REQUIRED ACTION
Without omitting anything, return the records precisely as given.

[Saved entries]
——

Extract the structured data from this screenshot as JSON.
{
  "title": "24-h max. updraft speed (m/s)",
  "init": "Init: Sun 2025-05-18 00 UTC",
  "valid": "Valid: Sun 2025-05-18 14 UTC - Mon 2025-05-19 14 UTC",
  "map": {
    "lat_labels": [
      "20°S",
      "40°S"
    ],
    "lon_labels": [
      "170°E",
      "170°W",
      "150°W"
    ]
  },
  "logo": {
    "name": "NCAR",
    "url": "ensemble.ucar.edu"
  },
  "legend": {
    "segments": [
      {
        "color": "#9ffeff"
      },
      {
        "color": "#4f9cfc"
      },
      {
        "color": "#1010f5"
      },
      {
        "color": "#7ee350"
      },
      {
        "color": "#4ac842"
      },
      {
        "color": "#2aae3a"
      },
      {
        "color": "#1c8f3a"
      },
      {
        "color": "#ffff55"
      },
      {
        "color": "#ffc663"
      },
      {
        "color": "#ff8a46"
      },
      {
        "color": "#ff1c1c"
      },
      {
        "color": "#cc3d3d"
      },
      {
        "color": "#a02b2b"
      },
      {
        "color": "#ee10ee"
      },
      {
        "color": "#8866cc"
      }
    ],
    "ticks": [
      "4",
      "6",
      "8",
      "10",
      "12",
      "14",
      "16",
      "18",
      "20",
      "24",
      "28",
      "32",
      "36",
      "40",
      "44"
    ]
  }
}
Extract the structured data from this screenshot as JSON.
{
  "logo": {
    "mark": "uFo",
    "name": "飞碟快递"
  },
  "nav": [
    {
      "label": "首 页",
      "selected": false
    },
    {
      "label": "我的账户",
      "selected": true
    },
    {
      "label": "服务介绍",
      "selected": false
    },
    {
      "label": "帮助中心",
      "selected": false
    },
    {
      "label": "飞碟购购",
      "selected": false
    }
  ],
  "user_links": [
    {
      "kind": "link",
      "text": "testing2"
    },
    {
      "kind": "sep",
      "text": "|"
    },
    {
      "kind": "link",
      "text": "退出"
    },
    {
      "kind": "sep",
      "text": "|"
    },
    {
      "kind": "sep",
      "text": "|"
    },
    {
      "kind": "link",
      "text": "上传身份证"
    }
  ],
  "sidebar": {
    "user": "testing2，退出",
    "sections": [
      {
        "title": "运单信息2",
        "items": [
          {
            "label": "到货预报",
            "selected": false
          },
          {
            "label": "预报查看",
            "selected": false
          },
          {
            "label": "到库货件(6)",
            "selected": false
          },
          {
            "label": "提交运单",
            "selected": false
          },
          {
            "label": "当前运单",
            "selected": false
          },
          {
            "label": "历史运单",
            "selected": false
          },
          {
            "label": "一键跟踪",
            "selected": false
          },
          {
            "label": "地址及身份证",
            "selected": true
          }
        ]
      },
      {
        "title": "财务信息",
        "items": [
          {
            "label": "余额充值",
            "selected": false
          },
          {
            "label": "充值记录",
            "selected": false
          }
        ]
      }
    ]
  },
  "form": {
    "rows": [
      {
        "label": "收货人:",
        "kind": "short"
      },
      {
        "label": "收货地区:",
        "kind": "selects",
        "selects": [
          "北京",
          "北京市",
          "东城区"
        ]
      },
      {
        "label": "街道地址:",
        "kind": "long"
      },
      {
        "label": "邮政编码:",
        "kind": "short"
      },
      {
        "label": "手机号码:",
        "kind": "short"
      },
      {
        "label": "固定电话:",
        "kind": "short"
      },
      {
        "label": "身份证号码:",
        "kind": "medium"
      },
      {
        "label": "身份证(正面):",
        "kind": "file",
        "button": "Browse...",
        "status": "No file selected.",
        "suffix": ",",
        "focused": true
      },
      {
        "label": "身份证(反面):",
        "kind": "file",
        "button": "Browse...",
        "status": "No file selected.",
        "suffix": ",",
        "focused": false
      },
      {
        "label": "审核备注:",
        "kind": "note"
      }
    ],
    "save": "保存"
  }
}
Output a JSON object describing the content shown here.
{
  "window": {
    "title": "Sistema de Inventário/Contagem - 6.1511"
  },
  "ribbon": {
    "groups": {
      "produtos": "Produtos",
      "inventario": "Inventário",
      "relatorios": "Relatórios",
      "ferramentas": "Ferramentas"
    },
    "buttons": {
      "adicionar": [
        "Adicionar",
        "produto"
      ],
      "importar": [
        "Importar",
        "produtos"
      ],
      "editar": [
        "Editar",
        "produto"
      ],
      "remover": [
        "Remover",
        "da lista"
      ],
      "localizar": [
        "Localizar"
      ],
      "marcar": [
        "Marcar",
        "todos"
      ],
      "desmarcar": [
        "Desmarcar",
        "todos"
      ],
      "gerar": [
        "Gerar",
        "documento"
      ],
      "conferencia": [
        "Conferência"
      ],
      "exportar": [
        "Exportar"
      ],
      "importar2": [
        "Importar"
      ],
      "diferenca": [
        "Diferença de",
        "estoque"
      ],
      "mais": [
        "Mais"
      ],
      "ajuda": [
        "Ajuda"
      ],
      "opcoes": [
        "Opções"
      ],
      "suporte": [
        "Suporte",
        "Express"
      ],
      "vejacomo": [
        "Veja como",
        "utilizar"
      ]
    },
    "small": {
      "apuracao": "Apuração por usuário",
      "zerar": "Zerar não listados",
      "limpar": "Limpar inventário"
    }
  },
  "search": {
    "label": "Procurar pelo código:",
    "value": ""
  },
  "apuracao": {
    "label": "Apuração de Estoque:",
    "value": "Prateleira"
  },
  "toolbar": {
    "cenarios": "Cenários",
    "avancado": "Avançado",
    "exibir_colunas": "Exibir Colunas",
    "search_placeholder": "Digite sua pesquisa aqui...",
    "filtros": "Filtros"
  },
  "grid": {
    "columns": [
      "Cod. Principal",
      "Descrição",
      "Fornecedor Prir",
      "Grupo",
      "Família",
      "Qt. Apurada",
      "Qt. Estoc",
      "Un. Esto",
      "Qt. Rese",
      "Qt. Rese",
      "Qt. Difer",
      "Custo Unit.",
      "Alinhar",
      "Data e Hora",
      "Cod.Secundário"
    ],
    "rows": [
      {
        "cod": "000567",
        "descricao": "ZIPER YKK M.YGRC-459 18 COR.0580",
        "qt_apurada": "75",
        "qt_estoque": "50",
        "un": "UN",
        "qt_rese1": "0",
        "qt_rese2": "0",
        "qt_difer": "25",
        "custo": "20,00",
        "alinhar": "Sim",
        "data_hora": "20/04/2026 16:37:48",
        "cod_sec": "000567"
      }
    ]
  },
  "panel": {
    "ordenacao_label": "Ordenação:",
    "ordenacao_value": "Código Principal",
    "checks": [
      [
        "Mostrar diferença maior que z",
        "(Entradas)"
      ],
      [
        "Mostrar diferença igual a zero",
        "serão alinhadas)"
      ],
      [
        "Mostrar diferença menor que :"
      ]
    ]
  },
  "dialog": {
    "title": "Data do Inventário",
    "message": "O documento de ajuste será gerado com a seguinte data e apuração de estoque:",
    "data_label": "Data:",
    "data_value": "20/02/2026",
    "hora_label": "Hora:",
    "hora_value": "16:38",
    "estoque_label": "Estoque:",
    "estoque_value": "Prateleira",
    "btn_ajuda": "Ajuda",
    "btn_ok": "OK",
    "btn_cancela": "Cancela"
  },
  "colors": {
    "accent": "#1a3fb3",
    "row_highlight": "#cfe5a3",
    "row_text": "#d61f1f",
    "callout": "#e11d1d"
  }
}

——

ANSWER TO THIS TASK
Extract the structured data from this screenshot as JSON.
{
  "title": "24-h max. updraft speed (m/s)",
  "init": "Init: Sun 2025-05-18 00 UTC",
  "valid": "Valid: Sun 2025-05-18 14 UTC - Mon 2025-05-19 14 UTC",
  "map": {
    "lat_labels": [
      "20°S",
      "40°S"
    ],
    "lon_labels": [
      "170°E",
      "170°W",
      "150°W"
    ]
  },
  "logo": {
    "name": "NCAR",
    "url": "ensemble.ucar.edu"
  },
  "legend": {
    "segments": [
      {
        "color": "#9ffeff"
      },
      {
        "color": "#4f9cfc"
      },
      {
        "color": "#1010f5"
      },
      {
        "color": "#7ee350"
      },
      {
        "color": "#4ac842"
      },
      {
        "color": "#2aae3a"
      },
      {
        "color": "#1c8f3a"
      },
      {
        "color": "#ffff55"
      },
      {
        "color": "#ffc663"
      },
      {
        "color": "#ff8a46"
      },
      {
        "color": "#ff1c1c"
      },
      {
        "color": "#cc3d3d"
      },
      {
        "color": "#a02b2b"
      },
      {
        "color": "#ee10ee"
      },
      {
        "color": "#8866cc"
      }
    ],
    "ticks": [
      "4",
      "6",
      "8",
      "10",
      "12",
      "14",
      "16",
      "18",
      "20",
      "24",
      "28",
      "32",
      "36",
      "40",
      "44"
    ]
  }
}
Extract the structured data from this screenshot as JSON.
{
  "logo": {
    "mark": "uFo",
    "name": "飞碟快递"
  },
  "nav": [
    {
      "label": "首 页",
      "selected": false
    },
    {
      "label": "我的账户",
      "selected": true
    },
    {
      "label": "服务介绍",
      "selected": false
    },
    {
      "label": "帮助中心",
      "selected": false
    },
    {
      "label": "飞碟购购",
      "selected": false
    }
  ],
  "user_links": [
    {
      "kind": "link",
      "text": "testing2"
    },
    {
      "kind": "sep",
      "text": "|"
    },
    {
      "kind": "link",
      "text": "退出"
    },
    {
      "kind": "sep",
      "text": "|"
    },
    {
      "kind": "sep",
      "text": "|"
    },
    {
      "kind": "link",
      "text": "上传身份证"
    }
  ],
  "sidebar": {
    "user": "testing2，退出",
    "sections": [
      {
        "title": "运单信息2",
        "items": [
          {
            "label": "到货预报",
            "selected": false
          },
          {
            "label": "预报查看",
            "selected": false
          },
          {
            "label": "到库货件(6)",
            "selected": false
          },
          {
            "label": "提交运单",
            "selected": false
          },
          {
            "label": "当前运单",
            "selected": false
          },
          {
            "label": "历史运单",
            "selected": false
          },
          {
            "label": "一键跟踪",
            "selected": false
          },
          {
            "label": "地址及身份证",
            "selected": true
          }
        ]
      },
      {
        "title": "财务信息",
        "items": [
          {
            "label": "余额充值",
            "selected": false
          },
          {
            "label": "充值记录",
            "selected": false
          }
        ]
      }
    ]
  },
  "form": {
    "rows": [
      {
        "label": "收货人:",
        "kind": "short"
      },
      {
        "label": "收货地区:",
        "kind": "selects",
        "selects": [
          "北京",
          "北京市",
          "东城区"
        ]
      },
      {
        "label": "街道地址:",
        "kind": "long"
      },
      {
        "label": "邮政编码:",
        "kind": "short"
      },
      {
        "label": "手机号码:",
        "kind": "short"
      },
      {
        "label": "固定电话:",
        "kind": "short"
      },
      {
        "label": "身份证号码:",
        "kind": "medium"
      },
      {
        "label": "身份证(正面):",
        "kind": "file",
        "button": "Browse...",
        "status": "No file selected.",
        "suffix": ",",
        "focused": true
      },
      {
        "label": "身份证(反面):",
        "kind": "file",
        "button": "Browse...",
        "status": "No file selected.",
        "suffix": ",",
        "focused": false
      },
      {
        "label": "审核备注:",
        "kind": "note"
      }
    ],
    "save": "保存"
  }
}
Output a JSON object describing the content shown here.
{
  "window": {
    "title": "Sistema de Inventário/Contagem - 6.1511"
  },
  "ribbon": {
    "groups": {
      "produtos": "Produtos",
      "inventario": "Inventário",
      "relatorios": "Relatórios",
      "ferramentas": "Ferramentas"
    },
    "buttons": {
      "adicionar": [
        "Adicionar",
        "produto"
      ],
      "importar": [
        "Importar",
        "produtos"
      ],
      "editar": [
        "Editar",
        "produto"
      ],
      "remover": [
        "Remover",
        "da lista"
      ],
      "localizar": [
        "Localizar"
      ],
      "marcar": [
        "Marcar",
        "todos"
      ],
      "desmarcar": [
        "Desmarcar",
        "todos"
      ],
      "gerar": [
        "Gerar",
        "documento"
      ],
      "conferencia": [
        "Conferência"
      ],
      "exportar": [
        "Exportar"
      ],
      "importar2": [
        "Importar"
      ],
      "diferenca": [
        "Diferença de",
        "estoque"
      ],
      "mais": [
        "Mais"
      ],
      "ajuda": [
        "Ajuda"
      ],
      "opcoes": [
        "Opções"
      ],
      "suporte": [
        "Suporte",
        "Express"
      ],
      "vejacomo": [
        "Veja como",
        "utilizar"
      ]
    },
    "small": {
      "apuracao": "Apuração por usuário",
      "zerar": "Zerar não listados",
      "limpar": "Limpar inventário"
    }
  },
  "search": {
    "label": "Procurar pelo código:",
    "value": ""
  },
  "apuracao": {
    "label": "Apuração de Estoque:",
    "value": "Prateleira"
  },
  "toolbar": {
    "cenarios": "Cenários",
    "avancado": "Avançado",
    "exibir_colunas": "Exibir Colunas",
    "search_placeholder": "Digite sua pesquisa aqui...",
    "filtros": "Filtros"
  },
  "grid": {
    "columns": [
      "Cod. Principal",
      "Descrição",
      "Fornecedor Prir",
      "Grupo",
      "Família",
      "Qt. Apurada",
      "Qt. Estoc",
      "Un. Esto",
      "Qt. Rese",
      "Qt. Rese",
      "Qt. Difer",
      "Custo Unit.",
      "Alinhar",
      "Data e Hora",
      "Cod.Secundário"
    ],
    "rows": [
      {
        "cod": "000567",
        "descricao": "ZIPER YKK M.YGRC-459 18 COR.0580",
        "qt_apurada": "75",
        "qt_estoque": "50",
        "un": "UN",
        "qt_rese1": "0",
        "qt_rese2": "0",
        "qt_difer": "25",
        "custo": "20,00",
        "alinhar": "Sim",
        "data_hora": "20/04/2026 16:37:48",
        "cod_sec": "000567"
      }
    ]
  },
  "panel": {
    "ordenacao_label": "Ordenação:",
    "ordenacao_value": "Código Principal",
    "checks": [
      [
        "Mostrar diferença maior que z",
        "(Entradas)"
      ],
      [
        "Mostrar diferença igual a zero",
        "serão alinhadas)"
      ],
      [
        "Mostrar diferença menor que :"
      ]
    ]
  },
  "dialog": {
    "title": "Data do Inventário",
    "message": "O documento de ajuste será gerado com a seguinte data e apuração de estoque:",
    "data_label": "Data:",
    "data_value": "20/02/2026",
    "hora_label": "Hora:",
    "hora_value": "16:38",
    "estoque_label": "Estoque:",
    "estoque_value": "Prateleira",
    "btn_ajuda": "Ajuda",
    "btn_ok": "OK",
    "btn_cancela": "Cancela"
  },
  "colors": {
    "accent": "#1a3fb3",
    "row_highlight": "#cfe5a3",
    "row_text": "#d61f1f",
    "callout": "#e11d1d"
  }
}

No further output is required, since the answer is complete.